[The custodian] said the hair stood up on the back of his neck. It really frightened him. Then the footsteps went around him and past him down the hallway into the library. The library door opened and closed, and…Hershel was gone.

When Tri-Rivers opened in 1976, Harding High School’s vocational students began attending school there. This meant that there was now room at Harding for freshman. The Freshman Building, which by the early 80s was in a state of disrepair, closed in 1983 and sat empty for over a decade as the city tried to figure out what to do with it. Finally, unable to sell  or develop the building, the city decided to demolish it. One can only wonder if Hershel was still haunting the long-silent school when the wrecking ball began crashing through its walls during the summer of 1996.

freshman building demolition
The front page of the August 6th, 1996, edition of The Marion Star. When the demolition was complete, only the gymnasium (which later became a recreation center) was left standing

- Josh Simpkins



The Marion Star, November 15th, 1978

The Marion Star, August 6th, 1996

There’s No School Like an Old School. An Illustrated History of  the Public Schools in Ohio’s Marion County by Donna Converse Lawrence

Going Ghost Hunting? Beware of Pareidolia!

It’s a cold December night, and Bill and I are trudging along a country road just outside of Prospect looking for an abandoned barn. We have flashlights with us, but we’re not using them because we don’t want to attract unwanted attention.

“Okay,” I say. “It should be up here in this stand of trees.”

We push our way through the brush, and in a few minutes we’re in a clearing with the outline of the barn and a few other buildings just barely visible in front of us. For the moment the road we’ve just left is free of traffic, and the only sound is the winter wind blowing through the bare branches of the trees.

“So, um, what do we do now?” Bill says.

“I don’t know,” I tell him. “Maybe look inside? Take a few photos?”

We poke around. It turns out there’s nothing even remotely interesting inside the barn or the other buildings.

Bill says, “So is this place supposed to be haunted or what?”

“No, not that I’ve heard. It’s just some old abandoned buildings someone told me about. I thought it might be cool to come out here and check it out.” If Bill could see me in the dark, he’d see me shrugging.

“Well, take some photos and let’s get out of here.”

“Why, are you scared?” I say, teasing.

“No, but it’s cold, man!”

A half an hour later we’re warming up and eating burritos at the Taco Bell on Delaware Avenue.

“I’ll tell you what,” Bill says. “When you look at those pics later, I’ll bet you’ll see something spooky.”

At the time I was skeptical, but Bill ending up being right. When I got home and opened the photos in Photoshop, I saw what appeared to be a spectral face peering out from between the slats of one of the smaller buildings:

The image in question. It’s only when the section is blown up that the ‘face’ is plainly visible.

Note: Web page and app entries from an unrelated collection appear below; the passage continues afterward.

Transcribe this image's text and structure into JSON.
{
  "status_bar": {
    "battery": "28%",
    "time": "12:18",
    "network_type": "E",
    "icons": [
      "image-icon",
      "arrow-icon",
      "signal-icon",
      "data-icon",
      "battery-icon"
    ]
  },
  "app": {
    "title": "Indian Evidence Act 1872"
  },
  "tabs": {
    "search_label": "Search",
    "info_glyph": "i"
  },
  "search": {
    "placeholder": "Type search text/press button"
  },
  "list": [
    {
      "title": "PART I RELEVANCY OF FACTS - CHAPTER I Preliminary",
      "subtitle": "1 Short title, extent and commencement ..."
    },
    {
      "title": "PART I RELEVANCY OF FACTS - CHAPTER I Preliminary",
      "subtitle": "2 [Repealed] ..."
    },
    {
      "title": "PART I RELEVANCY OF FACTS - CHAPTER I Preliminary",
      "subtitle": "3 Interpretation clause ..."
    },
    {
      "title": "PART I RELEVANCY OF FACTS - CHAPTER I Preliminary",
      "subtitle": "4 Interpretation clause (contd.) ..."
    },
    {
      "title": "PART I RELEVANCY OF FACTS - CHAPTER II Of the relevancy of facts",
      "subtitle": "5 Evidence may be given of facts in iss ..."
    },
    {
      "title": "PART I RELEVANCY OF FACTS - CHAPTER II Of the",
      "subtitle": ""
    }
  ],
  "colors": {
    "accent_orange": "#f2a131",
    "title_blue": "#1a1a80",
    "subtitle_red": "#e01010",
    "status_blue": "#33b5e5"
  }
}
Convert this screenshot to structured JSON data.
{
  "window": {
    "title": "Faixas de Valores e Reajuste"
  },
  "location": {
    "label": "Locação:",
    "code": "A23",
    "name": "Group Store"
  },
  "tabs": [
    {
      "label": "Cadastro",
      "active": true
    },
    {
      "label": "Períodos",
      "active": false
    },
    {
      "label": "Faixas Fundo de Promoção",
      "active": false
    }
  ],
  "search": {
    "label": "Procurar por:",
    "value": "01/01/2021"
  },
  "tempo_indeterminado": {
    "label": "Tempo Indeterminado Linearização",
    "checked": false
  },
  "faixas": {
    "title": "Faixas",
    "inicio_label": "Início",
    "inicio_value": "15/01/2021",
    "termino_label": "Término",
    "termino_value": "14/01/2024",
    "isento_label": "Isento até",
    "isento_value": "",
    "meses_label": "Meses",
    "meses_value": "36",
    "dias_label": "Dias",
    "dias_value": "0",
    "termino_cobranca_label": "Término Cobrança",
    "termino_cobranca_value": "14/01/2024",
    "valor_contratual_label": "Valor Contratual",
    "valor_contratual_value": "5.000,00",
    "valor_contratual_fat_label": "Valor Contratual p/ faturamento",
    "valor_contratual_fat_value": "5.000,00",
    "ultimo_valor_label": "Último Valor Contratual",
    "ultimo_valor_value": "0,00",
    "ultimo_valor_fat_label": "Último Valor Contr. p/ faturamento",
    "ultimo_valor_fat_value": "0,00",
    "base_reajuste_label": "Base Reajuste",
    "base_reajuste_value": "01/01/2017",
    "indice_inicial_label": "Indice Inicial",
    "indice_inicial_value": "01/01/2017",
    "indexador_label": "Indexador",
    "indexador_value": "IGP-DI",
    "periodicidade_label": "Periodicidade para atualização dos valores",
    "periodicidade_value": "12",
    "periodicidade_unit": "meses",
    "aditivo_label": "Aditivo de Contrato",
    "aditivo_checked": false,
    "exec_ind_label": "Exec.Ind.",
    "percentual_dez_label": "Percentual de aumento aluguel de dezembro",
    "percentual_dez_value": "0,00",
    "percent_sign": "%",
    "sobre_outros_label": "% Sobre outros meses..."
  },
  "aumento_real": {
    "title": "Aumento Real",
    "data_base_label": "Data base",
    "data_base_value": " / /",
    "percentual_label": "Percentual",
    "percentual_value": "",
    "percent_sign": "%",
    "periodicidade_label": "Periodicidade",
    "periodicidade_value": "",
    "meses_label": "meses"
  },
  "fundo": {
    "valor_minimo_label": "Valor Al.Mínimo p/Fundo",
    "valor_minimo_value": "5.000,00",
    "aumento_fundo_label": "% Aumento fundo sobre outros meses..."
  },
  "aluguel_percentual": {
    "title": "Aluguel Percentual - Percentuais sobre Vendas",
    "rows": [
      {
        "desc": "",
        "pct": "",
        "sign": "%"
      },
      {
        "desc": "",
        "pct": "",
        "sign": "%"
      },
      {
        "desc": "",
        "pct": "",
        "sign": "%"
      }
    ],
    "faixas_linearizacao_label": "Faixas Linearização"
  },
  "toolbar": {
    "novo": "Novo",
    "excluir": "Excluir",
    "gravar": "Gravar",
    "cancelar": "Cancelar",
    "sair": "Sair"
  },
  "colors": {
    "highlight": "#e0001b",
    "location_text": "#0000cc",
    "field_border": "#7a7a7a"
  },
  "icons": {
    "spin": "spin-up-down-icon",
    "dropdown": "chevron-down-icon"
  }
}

Is it a ghost? Maybe. But there’s another explanation for this image that’s worth discussing: pareidolia. Put simply, pareidolia is the natural tendency to see or hear something we recognize as human (e.g. a face or a voice) in what is essentially random or vague stimuli.

man in the moon
Seeing the man in the moon is a well-known example of pareidolia.

Ghost hunters often take copious photos and record hours of audio while in the field with the intention of analyzing this data later. They make the assumption – arguably a false assumption – that their equipment will pick up images and sounds they themselves may not detect. As a result, when they go over their data later, they’re already primed to see and hear patterns that are perhaps just not there. This isn’t to say that unexplained images or sounds can always be explained away with pareidolia, but it’s certainly something ghost hunters should keep in mind.

Personally, I don’t think that the image I photographed that night in December is a ghost. Still, I have to admit that I did get a little chill when I spotted that otherworldy ‘face’ staring at me from between the slats of that building. Bill was right; ghost or no ghost, the image was definitely spooky.

- Josh Simpkins